Among these entries, count the lines containing the word "Autoriser" and answer with only the number.

===== GIVEN ENTRIES =====

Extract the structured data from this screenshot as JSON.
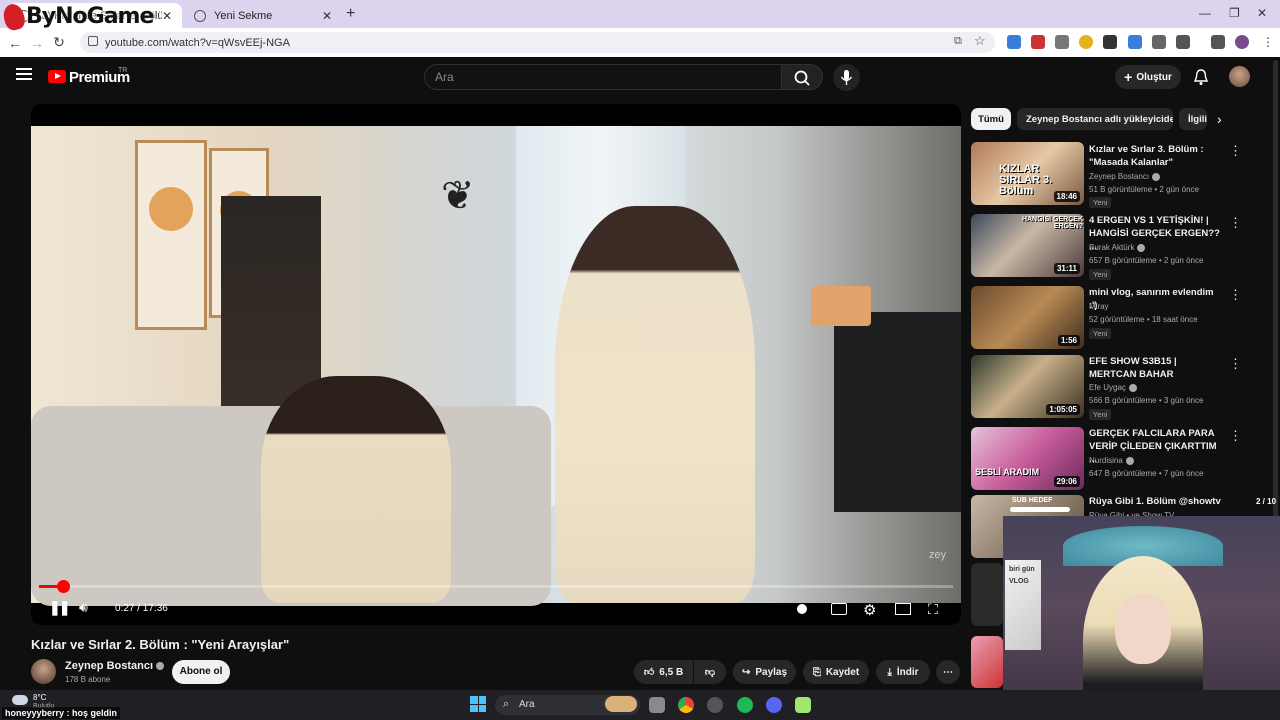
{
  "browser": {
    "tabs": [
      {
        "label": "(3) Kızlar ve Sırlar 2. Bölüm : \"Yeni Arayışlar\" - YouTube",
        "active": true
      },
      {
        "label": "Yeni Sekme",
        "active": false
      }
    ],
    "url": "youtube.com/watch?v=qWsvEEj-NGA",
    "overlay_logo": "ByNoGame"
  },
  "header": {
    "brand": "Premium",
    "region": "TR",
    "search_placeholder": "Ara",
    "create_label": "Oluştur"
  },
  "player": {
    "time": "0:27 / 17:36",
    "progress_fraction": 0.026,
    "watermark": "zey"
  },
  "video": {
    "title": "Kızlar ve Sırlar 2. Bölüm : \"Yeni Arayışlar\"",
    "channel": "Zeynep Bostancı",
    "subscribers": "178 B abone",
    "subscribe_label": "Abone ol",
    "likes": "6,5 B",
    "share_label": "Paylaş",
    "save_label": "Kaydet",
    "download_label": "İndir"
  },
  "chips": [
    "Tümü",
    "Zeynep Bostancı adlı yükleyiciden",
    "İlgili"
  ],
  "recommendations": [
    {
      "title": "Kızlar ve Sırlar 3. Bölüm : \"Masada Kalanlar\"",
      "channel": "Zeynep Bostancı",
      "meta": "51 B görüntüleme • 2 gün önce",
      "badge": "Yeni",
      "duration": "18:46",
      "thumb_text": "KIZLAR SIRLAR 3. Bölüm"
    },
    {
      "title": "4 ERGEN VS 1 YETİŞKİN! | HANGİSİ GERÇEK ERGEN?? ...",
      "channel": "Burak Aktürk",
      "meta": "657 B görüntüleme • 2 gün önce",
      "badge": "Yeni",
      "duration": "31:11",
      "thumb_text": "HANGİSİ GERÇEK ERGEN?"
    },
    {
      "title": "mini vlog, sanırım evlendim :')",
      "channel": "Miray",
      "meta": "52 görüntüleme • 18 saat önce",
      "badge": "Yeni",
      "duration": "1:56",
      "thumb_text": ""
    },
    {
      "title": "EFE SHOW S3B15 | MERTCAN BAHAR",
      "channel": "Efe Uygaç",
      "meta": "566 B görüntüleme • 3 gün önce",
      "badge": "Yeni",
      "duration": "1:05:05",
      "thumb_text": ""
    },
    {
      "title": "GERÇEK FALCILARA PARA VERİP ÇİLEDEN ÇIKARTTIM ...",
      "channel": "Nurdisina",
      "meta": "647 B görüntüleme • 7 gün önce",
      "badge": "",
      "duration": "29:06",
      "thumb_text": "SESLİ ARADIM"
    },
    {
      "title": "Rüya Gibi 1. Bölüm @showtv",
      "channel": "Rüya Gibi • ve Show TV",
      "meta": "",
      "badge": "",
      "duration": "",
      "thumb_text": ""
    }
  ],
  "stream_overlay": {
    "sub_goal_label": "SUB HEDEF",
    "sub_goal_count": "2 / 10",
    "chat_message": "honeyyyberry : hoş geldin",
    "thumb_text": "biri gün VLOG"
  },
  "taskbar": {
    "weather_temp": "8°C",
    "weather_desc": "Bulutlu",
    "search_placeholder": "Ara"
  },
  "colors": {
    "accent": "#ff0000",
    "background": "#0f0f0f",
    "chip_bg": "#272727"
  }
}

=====
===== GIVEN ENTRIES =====

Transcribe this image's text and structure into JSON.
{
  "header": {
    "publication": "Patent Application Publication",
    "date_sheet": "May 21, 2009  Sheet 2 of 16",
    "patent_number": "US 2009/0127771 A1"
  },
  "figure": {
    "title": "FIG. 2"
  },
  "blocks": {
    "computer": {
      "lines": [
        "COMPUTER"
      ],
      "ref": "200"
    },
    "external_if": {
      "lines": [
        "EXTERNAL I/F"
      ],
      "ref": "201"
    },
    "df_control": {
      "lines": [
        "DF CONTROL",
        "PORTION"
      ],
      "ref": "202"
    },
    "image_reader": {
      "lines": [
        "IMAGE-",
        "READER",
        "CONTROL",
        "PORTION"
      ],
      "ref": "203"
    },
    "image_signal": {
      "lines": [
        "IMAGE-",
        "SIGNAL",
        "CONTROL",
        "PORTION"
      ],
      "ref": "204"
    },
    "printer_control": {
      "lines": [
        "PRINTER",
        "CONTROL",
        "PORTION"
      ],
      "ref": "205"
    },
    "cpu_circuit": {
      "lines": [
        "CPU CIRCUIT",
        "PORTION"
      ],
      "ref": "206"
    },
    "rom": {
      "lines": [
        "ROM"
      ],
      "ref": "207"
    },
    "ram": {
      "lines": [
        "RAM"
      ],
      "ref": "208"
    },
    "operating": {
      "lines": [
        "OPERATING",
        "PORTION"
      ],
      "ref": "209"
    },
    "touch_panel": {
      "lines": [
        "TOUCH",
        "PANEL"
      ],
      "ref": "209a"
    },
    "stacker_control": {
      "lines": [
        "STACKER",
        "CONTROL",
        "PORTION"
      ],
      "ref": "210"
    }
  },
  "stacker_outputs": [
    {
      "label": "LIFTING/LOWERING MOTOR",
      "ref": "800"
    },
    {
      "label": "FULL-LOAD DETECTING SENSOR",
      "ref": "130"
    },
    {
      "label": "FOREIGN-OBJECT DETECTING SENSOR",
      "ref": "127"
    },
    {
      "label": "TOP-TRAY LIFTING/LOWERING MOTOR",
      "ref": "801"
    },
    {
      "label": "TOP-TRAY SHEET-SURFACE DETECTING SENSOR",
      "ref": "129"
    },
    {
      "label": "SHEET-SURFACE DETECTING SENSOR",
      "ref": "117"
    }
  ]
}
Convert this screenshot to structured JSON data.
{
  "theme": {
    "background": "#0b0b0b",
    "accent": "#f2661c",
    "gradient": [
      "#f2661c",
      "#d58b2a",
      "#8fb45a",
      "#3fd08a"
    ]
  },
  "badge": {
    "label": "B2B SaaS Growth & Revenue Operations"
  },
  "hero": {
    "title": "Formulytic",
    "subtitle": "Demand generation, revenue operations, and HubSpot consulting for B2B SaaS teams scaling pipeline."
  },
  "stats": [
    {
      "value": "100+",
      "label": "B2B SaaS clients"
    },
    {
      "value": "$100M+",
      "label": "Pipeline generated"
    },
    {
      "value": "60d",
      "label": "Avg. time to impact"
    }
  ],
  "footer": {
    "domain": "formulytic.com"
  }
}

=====
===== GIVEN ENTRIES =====

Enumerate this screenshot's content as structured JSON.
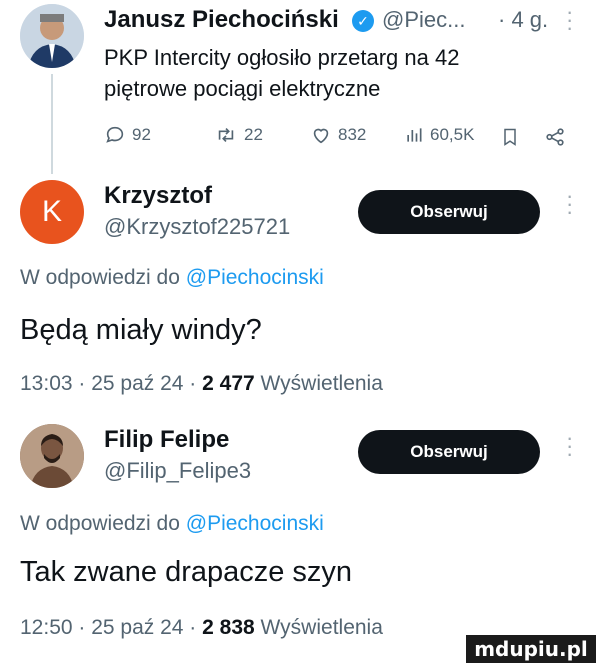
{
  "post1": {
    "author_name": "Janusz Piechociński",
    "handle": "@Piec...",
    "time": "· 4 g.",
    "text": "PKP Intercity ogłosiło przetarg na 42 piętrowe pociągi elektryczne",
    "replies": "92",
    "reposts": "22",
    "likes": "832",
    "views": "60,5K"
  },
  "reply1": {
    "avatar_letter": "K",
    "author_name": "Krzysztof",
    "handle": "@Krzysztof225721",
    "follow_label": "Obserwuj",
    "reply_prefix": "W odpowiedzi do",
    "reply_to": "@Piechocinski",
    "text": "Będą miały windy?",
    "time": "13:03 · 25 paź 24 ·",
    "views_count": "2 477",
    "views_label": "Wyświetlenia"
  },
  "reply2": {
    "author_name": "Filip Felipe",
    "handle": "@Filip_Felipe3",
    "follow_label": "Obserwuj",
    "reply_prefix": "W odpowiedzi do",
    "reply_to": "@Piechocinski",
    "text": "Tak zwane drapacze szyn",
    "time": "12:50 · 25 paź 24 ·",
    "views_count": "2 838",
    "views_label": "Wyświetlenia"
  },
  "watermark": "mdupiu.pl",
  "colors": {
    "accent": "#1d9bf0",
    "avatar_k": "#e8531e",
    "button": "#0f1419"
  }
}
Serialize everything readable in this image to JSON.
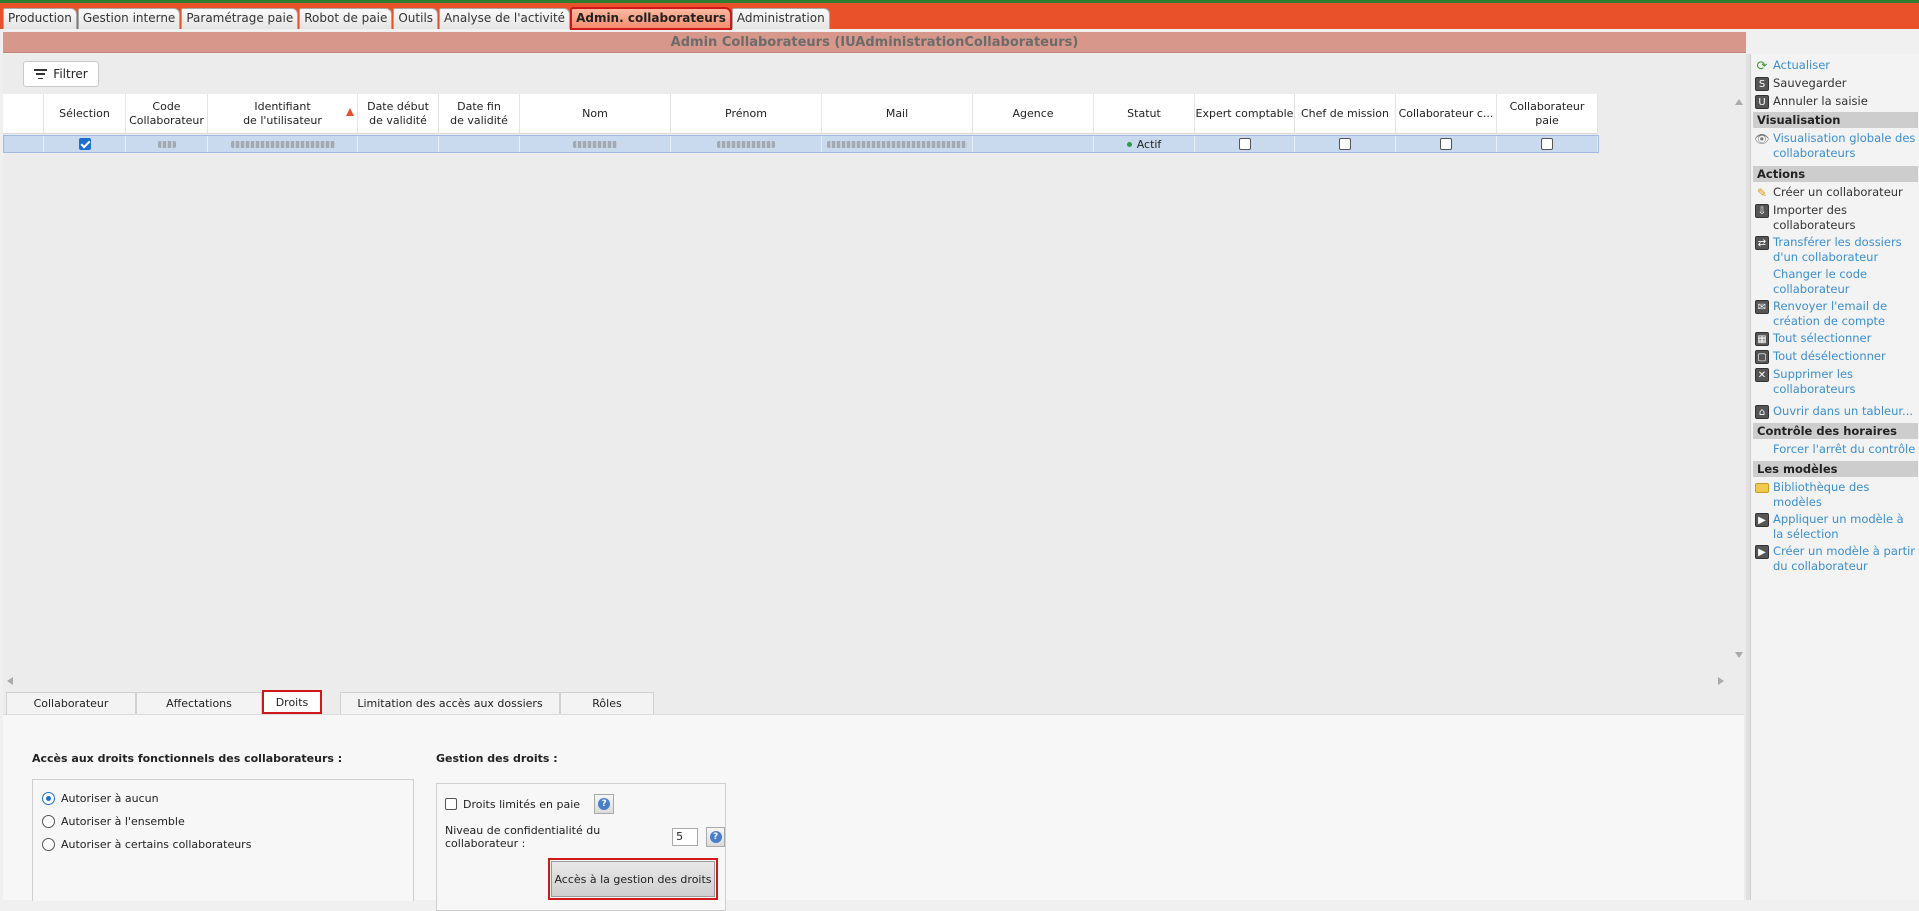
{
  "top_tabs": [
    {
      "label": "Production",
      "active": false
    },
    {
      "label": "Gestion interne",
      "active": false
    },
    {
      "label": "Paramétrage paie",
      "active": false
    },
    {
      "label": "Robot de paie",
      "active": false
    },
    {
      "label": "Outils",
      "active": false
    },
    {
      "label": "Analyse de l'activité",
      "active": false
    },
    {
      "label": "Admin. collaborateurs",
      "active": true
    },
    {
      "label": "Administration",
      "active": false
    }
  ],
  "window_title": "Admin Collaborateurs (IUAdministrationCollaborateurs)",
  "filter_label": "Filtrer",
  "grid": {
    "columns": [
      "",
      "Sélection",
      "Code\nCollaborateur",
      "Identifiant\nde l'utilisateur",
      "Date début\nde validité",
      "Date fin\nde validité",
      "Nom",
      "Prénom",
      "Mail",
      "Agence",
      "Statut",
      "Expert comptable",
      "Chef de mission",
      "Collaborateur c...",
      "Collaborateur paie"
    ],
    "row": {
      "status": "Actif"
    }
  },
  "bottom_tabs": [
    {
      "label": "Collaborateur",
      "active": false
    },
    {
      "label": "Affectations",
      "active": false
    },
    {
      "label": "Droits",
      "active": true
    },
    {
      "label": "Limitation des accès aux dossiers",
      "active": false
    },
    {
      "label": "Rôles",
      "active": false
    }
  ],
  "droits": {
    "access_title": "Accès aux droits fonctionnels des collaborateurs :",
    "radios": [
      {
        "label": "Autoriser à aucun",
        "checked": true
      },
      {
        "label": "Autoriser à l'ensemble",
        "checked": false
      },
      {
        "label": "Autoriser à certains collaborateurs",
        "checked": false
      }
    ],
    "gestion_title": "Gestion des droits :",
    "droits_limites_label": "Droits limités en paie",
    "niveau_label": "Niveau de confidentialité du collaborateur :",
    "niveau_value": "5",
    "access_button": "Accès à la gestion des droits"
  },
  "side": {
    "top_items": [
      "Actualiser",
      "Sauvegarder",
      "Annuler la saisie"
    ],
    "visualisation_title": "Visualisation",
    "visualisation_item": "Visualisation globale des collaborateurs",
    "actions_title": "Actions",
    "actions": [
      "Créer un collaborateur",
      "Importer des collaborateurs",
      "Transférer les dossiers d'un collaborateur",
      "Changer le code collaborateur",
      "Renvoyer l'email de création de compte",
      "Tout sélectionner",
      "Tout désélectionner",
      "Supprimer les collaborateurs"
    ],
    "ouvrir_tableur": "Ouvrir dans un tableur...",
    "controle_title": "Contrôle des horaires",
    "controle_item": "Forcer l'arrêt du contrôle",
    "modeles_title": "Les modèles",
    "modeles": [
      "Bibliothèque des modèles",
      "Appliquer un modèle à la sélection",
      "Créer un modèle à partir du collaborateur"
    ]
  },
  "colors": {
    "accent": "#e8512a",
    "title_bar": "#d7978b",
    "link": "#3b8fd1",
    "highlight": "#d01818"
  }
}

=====

§ ANSWER TO THIS TASK:
3